> _Exercise brief_: Pull every line holding the word "Digital" out of the data and copy it.

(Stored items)
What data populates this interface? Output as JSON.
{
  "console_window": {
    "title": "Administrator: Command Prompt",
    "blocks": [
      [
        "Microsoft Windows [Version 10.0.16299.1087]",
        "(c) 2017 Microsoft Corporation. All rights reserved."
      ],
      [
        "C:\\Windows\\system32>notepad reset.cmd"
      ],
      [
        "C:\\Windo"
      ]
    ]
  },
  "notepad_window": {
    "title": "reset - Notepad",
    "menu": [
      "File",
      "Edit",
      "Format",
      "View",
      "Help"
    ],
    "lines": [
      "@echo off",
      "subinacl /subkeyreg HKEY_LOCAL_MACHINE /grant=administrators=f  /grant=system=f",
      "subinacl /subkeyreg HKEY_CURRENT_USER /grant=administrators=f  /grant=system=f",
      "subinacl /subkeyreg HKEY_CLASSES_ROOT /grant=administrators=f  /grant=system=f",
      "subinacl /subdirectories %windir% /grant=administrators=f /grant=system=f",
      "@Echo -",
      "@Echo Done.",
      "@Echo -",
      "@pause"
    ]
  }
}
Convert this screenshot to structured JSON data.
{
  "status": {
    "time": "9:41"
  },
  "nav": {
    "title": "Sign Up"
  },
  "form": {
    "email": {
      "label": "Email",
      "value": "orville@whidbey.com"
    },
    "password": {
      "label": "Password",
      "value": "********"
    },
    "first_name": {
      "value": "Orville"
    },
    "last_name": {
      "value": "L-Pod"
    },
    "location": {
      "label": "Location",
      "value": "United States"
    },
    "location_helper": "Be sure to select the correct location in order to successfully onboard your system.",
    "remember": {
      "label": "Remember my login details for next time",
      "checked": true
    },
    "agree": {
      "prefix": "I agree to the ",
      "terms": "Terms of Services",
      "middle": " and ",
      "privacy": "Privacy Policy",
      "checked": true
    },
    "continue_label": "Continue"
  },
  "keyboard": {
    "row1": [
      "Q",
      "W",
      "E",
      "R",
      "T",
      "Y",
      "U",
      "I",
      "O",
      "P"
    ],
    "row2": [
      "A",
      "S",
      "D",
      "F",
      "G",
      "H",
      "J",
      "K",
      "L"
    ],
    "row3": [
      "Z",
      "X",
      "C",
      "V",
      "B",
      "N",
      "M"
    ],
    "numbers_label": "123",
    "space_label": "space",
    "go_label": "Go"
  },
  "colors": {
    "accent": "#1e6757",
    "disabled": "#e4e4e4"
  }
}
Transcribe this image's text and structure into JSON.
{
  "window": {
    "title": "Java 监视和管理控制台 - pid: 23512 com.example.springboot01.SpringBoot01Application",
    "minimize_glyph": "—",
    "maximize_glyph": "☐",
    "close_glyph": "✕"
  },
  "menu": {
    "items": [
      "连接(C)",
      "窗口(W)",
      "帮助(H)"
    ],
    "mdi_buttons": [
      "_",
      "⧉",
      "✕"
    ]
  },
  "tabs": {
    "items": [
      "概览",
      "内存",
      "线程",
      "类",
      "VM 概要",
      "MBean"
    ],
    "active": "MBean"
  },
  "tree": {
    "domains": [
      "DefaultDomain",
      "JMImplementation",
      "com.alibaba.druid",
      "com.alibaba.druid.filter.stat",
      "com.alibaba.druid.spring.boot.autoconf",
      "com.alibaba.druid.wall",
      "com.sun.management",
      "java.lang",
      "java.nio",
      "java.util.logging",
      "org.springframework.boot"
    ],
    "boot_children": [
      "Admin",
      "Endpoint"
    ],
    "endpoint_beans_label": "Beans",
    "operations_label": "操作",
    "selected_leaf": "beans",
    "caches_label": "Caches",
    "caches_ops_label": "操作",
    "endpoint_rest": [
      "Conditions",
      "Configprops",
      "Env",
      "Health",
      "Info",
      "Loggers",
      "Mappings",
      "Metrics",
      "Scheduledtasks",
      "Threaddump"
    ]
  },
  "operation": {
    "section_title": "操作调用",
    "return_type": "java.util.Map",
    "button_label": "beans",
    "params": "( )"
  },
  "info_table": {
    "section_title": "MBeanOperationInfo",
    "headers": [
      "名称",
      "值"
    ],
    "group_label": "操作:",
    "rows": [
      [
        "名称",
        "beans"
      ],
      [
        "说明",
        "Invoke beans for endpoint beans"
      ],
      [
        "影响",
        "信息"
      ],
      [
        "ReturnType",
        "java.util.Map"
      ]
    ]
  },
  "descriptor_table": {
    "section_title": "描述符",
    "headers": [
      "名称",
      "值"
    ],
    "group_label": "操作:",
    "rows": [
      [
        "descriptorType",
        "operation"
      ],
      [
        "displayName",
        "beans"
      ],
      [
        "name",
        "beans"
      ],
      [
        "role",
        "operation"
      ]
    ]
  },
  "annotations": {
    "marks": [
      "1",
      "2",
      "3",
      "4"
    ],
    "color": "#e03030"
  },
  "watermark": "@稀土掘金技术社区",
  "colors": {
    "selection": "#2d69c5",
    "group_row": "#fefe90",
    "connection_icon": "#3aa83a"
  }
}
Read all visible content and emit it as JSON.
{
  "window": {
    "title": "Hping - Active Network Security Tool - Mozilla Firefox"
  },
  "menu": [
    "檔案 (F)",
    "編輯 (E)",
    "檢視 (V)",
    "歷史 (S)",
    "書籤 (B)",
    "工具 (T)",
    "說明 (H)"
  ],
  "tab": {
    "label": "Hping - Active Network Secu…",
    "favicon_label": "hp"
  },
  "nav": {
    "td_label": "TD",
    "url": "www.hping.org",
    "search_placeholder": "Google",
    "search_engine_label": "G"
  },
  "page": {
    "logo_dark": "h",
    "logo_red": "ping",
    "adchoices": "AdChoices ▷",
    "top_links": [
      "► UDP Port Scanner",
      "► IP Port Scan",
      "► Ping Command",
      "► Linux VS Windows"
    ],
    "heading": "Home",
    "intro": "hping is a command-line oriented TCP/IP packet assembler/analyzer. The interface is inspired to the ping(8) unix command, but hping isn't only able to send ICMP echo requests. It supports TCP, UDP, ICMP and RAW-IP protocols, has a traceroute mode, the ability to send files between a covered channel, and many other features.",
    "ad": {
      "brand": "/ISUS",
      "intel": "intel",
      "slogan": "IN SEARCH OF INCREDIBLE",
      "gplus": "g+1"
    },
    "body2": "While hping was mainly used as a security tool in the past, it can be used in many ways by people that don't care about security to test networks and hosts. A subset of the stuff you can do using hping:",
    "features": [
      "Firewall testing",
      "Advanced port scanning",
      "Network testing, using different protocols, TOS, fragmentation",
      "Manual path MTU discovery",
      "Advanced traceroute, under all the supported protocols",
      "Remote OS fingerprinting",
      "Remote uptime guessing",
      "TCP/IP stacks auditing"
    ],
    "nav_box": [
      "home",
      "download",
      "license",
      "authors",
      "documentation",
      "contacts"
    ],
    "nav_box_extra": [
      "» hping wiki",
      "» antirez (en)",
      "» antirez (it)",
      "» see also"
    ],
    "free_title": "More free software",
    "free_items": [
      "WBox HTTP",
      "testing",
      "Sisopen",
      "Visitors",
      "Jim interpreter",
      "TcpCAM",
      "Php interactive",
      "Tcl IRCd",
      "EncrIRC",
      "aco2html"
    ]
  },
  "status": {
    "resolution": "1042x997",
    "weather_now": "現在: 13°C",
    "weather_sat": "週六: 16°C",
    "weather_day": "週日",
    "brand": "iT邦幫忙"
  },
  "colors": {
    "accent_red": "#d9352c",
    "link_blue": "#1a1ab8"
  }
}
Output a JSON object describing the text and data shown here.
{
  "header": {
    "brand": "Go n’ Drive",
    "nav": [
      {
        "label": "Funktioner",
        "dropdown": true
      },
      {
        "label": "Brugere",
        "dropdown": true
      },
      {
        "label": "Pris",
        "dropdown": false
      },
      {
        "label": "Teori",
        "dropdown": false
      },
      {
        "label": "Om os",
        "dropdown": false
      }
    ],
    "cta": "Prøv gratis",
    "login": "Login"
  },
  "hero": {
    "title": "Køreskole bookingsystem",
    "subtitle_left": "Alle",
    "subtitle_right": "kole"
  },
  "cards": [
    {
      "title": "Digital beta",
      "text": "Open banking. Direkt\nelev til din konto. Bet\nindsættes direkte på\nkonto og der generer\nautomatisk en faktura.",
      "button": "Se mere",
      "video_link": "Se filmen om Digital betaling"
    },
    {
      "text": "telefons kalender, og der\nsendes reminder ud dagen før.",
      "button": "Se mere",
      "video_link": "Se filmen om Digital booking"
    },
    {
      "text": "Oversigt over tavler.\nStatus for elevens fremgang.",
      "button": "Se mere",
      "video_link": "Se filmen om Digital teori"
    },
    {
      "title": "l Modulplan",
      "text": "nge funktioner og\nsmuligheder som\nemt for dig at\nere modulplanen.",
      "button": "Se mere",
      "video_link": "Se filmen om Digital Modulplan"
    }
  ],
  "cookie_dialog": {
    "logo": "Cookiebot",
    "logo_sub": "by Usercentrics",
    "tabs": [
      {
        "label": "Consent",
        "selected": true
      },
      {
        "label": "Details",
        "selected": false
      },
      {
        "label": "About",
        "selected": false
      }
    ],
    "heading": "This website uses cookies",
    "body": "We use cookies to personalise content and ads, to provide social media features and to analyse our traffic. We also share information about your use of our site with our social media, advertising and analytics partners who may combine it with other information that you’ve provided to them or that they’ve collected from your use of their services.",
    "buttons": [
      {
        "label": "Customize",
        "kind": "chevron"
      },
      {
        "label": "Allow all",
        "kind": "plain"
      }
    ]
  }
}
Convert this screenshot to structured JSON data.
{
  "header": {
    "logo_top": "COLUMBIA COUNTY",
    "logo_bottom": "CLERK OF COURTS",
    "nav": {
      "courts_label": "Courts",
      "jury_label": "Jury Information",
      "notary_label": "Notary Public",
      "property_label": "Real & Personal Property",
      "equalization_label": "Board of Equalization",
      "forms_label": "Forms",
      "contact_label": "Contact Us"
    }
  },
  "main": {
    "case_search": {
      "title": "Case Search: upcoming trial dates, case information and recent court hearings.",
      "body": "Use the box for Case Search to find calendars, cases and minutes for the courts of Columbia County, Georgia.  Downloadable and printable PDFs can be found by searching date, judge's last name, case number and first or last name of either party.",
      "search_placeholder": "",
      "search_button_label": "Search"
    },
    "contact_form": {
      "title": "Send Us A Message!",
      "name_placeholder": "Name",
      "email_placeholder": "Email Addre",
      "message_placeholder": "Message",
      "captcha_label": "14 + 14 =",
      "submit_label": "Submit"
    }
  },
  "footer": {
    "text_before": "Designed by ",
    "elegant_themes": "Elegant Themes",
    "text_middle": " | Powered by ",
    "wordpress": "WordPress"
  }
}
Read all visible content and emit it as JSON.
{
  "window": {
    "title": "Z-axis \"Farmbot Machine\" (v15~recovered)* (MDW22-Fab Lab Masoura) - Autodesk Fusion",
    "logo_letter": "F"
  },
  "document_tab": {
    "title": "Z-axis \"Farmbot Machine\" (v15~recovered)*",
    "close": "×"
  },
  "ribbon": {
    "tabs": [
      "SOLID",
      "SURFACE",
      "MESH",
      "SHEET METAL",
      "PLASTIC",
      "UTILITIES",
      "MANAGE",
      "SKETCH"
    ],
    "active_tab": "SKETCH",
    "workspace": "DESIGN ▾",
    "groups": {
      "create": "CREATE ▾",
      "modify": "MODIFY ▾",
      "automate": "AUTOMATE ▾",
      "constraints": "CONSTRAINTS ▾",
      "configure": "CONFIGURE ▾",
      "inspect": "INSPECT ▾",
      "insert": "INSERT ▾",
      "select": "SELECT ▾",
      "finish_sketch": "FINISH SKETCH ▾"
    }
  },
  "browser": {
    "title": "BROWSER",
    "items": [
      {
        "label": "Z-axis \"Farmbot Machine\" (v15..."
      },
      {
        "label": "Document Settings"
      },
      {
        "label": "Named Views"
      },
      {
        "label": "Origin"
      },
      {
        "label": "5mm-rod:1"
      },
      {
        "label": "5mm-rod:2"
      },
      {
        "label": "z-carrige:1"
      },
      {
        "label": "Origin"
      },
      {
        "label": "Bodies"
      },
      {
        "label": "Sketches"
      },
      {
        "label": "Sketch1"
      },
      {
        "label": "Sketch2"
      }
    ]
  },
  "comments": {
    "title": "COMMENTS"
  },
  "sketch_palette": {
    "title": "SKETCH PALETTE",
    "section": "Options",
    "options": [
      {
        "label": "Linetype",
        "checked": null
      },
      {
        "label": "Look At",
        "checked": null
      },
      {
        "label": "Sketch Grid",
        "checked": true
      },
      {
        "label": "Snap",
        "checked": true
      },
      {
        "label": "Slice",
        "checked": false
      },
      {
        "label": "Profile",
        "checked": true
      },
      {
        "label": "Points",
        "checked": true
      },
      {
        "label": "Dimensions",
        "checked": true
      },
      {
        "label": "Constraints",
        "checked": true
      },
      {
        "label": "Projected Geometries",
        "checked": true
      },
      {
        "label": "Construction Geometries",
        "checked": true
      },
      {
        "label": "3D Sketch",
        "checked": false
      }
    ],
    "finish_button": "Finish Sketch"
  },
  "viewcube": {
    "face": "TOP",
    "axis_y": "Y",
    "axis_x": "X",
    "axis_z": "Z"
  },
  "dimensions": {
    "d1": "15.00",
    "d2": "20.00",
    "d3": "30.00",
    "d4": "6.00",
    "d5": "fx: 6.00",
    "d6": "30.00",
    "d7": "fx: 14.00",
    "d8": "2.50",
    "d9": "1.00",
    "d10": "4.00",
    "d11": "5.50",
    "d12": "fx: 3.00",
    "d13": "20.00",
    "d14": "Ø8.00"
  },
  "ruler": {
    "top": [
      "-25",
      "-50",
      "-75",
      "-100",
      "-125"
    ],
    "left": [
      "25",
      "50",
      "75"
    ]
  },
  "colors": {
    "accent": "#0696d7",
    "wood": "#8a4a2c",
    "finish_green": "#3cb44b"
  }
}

> _Exercise solution_:
      "title": "Digital beta",
      "video_link": "Se filmen om Digital betaling"
      "video_link": "Se filmen om Digital booking"
      "video_link": "Se filmen om Digital teori"
      "video_link": "Se filmen om Digital Modulplan"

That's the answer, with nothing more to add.